→ **Data section**:
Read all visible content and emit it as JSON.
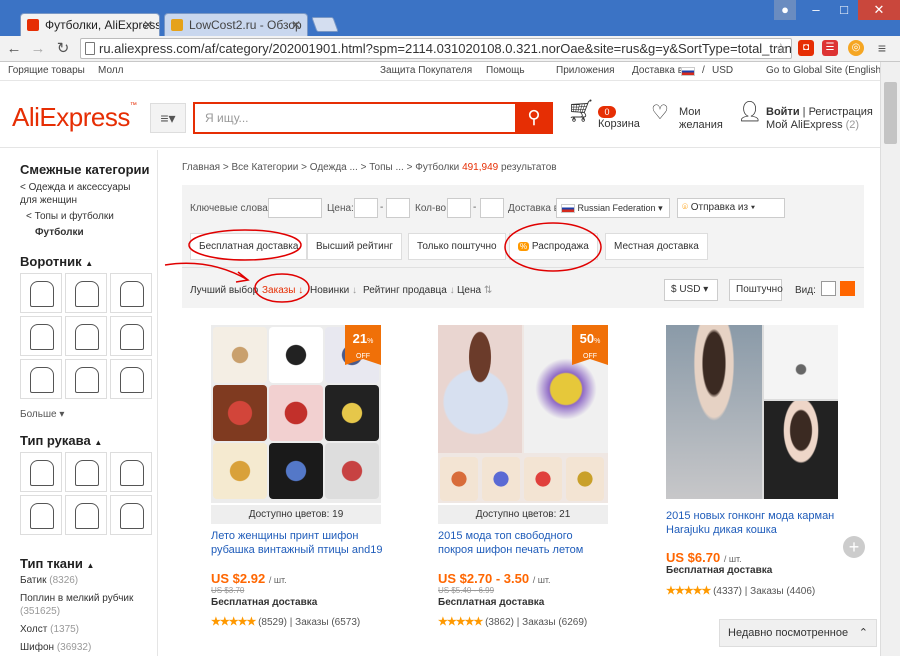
{
  "browser": {
    "tabs": [
      {
        "label": "Футболки, AliExpress"
      },
      {
        "label": "LowCost2.ru - Обзор"
      }
    ],
    "url": "ru.aliexpress.com/af/category/202001901.html?spm=2114.031020108.0.321.norOae&site=rus&g=y&SortType=total_tranpro"
  },
  "topnav": {
    "left": [
      "Горящие товары",
      "Молл"
    ],
    "right": [
      "Защита Покупателя",
      "Помощь",
      "Приложения",
      "Доставка в",
      "USD",
      "Go to Global Site (English)"
    ]
  },
  "header": {
    "logo": "AliExpress",
    "logo_tm": "™",
    "search_placeholder": "Я ищу...",
    "cart_count": "0",
    "cart_label": "Корзина",
    "wishlist_line1": "Мои",
    "wishlist_line2": "желания",
    "signin": "Войти",
    "register": "Регистрация",
    "my_ali": "Мой AliExpress",
    "my_ali_count": "(2)"
  },
  "sidebar": {
    "related_title": "Смежные категории",
    "related_links": [
      "< Одежда и аксессуары для женщин",
      "< Топы и футболки",
      "Футболки"
    ],
    "collar_title": "Воротник",
    "more": "Больше",
    "sleeve_title": "Тип рукава",
    "fabric_title": "Тип ткани",
    "fabrics": [
      {
        "name": "Батик",
        "count": "(8326)"
      },
      {
        "name": "Поплин в мелкий рубчик",
        "count": "(351625)"
      },
      {
        "name": "Холст",
        "count": "(1375)"
      },
      {
        "name": "Шифон",
        "count": "(36932)"
      }
    ]
  },
  "breadcrumb": {
    "path": "Главная > Все Категории > Одежда ... > Топы ... > Футболки",
    "count": "491,949",
    "suffix": "результатов"
  },
  "filters": {
    "keywords": "Ключевые слова:",
    "price": "Цена:",
    "qty": "Кол-во:",
    "ship_to": "Доставка в",
    "country": "Russian Federation",
    "ship_from": "Отправка из",
    "chips": [
      "Бесплатная доставка",
      "Высший рейтинг",
      "Только поштучно",
      "Распродажа",
      "Местная доставка"
    ],
    "sort": [
      "Лучший выбор",
      "Заказы",
      "Новинки",
      "Рейтинг продавца",
      "Цена"
    ],
    "currency": "$ USD",
    "unit": "Поштучно",
    "view": "Вид:"
  },
  "products": [
    {
      "discount": "21",
      "colors": "Доступно цветов: 19",
      "title": "Лето женщины принт шифон рубашка винтажный птицы and19",
      "price": "US $2.92",
      "unit": "/ шт.",
      "old": "US $3.70",
      "shipping": "Бесплатная доставка",
      "reviews": "(8529)",
      "orders": "Заказы (6573)"
    },
    {
      "discount": "50",
      "colors": "Доступно цветов: 21",
      "title": "2015 мода топ свободного покроя шифон печать летом",
      "price": "US $2.70 - 3.50",
      "unit": "/ шт.",
      "old": "US $5.40 - 6.99",
      "shipping": "Бесплатная доставка",
      "reviews": "(3862)",
      "orders": "Заказы (6269)"
    },
    {
      "title": "2015 новых гонконг мода карман Harajuku дикая кошка",
      "price": "US $6.70",
      "unit": "/ шт.",
      "shipping": "Бесплатная доставка",
      "reviews": "(4337)",
      "orders": "Заказы (4406)"
    }
  ],
  "recent": "Недавно посмотренное",
  "colors": {
    "brand": "#e62e04",
    "accent": "#f60",
    "link": "#1f5cba",
    "annotation": "#e00000"
  }
}
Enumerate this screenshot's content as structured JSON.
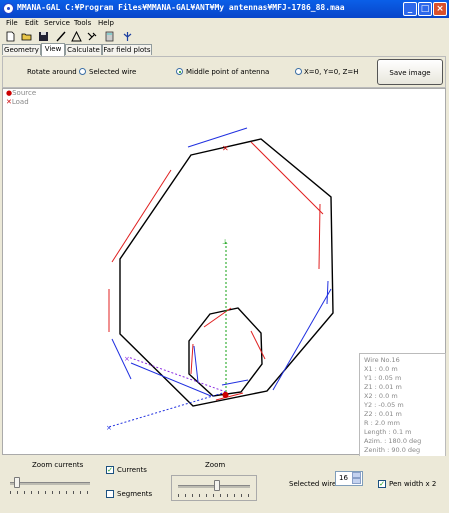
{
  "window": {
    "title": "MMANA-GAL C:¥Program Files¥MMANA-GAL¥ANT¥My antennas¥MFJ-1786_88.maa",
    "minimize": "_",
    "maximize": "□",
    "close": "×"
  },
  "menu": [
    "File",
    "Edit",
    "Service",
    "Tools",
    "Help"
  ],
  "toolbar": [
    "new-file-icon",
    "open-folder-icon",
    "save-disk-icon",
    "wire-tool-icon",
    "triangle-tool-icon",
    "tools-icon",
    "calculator-icon",
    "antenna-icon"
  ],
  "tabs": [
    {
      "label": "Geometry",
      "active": false
    },
    {
      "label": "View",
      "active": true
    },
    {
      "label": "Calculate",
      "active": false
    },
    {
      "label": "Far field plots",
      "active": false
    }
  ],
  "rotate": {
    "label": "Rotate around :",
    "options": [
      {
        "label": "Selected wire",
        "selected": false
      },
      {
        "label": "Middle point of antenna",
        "selected": true
      },
      {
        "label": "X=0, Y=0, Z=H",
        "selected": false
      }
    ],
    "save_label": "Save image"
  },
  "legend": {
    "source": "Source",
    "load": "Load",
    "source_color": "#cc0000",
    "load_color": "#cc0000"
  },
  "wire_info": {
    "title": "Wire No.16",
    "rows": [
      "X1  :  0.0 m",
      "Y1  :  0.05 m",
      "Z1  :  0.01 m",
      "X2  :  0.0 m",
      "Y2  :  -0.05 m",
      "Z2  :  0.01 m",
      "R   :  2.0 mm",
      "Length  :  0.1 m",
      "Azim.  :  180.0 deg",
      "Zenith  :  90.0 deg"
    ]
  },
  "bottom": {
    "zoom_currents_label": "Zoom currents",
    "currents_label": "Currents",
    "currents_checked": true,
    "segments_label": "Segments",
    "segments_checked": false,
    "zoom_label": "Zoom",
    "selected_wire_label": "Selected wire",
    "selected_wire_value": "16",
    "penwidth_label": "Pen width x 2",
    "penwidth_checked": true
  },
  "colors": {
    "wire": "#000000",
    "current_red": "#e02020",
    "current_blue": "#2030e0",
    "axis_green": "#10a010",
    "axis_blue": "#2030e0"
  }
}
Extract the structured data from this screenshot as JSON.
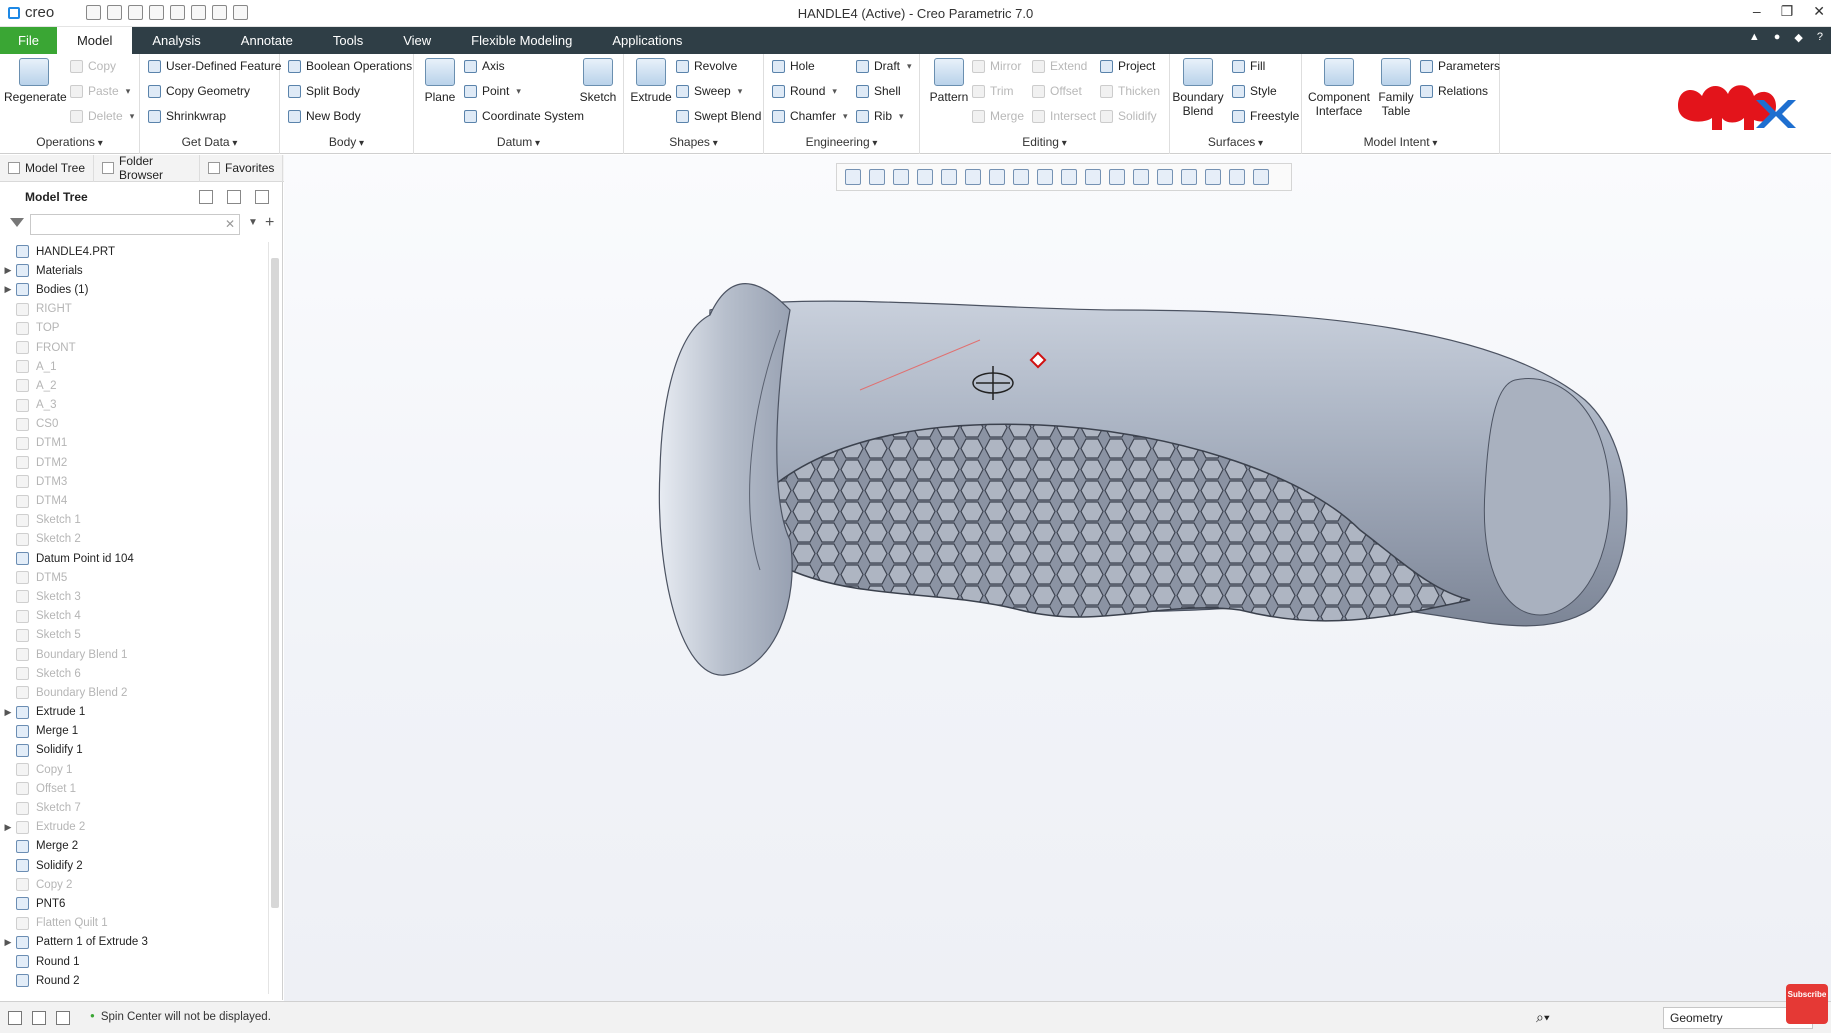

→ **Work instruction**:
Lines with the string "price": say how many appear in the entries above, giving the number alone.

→ **Result below**:
4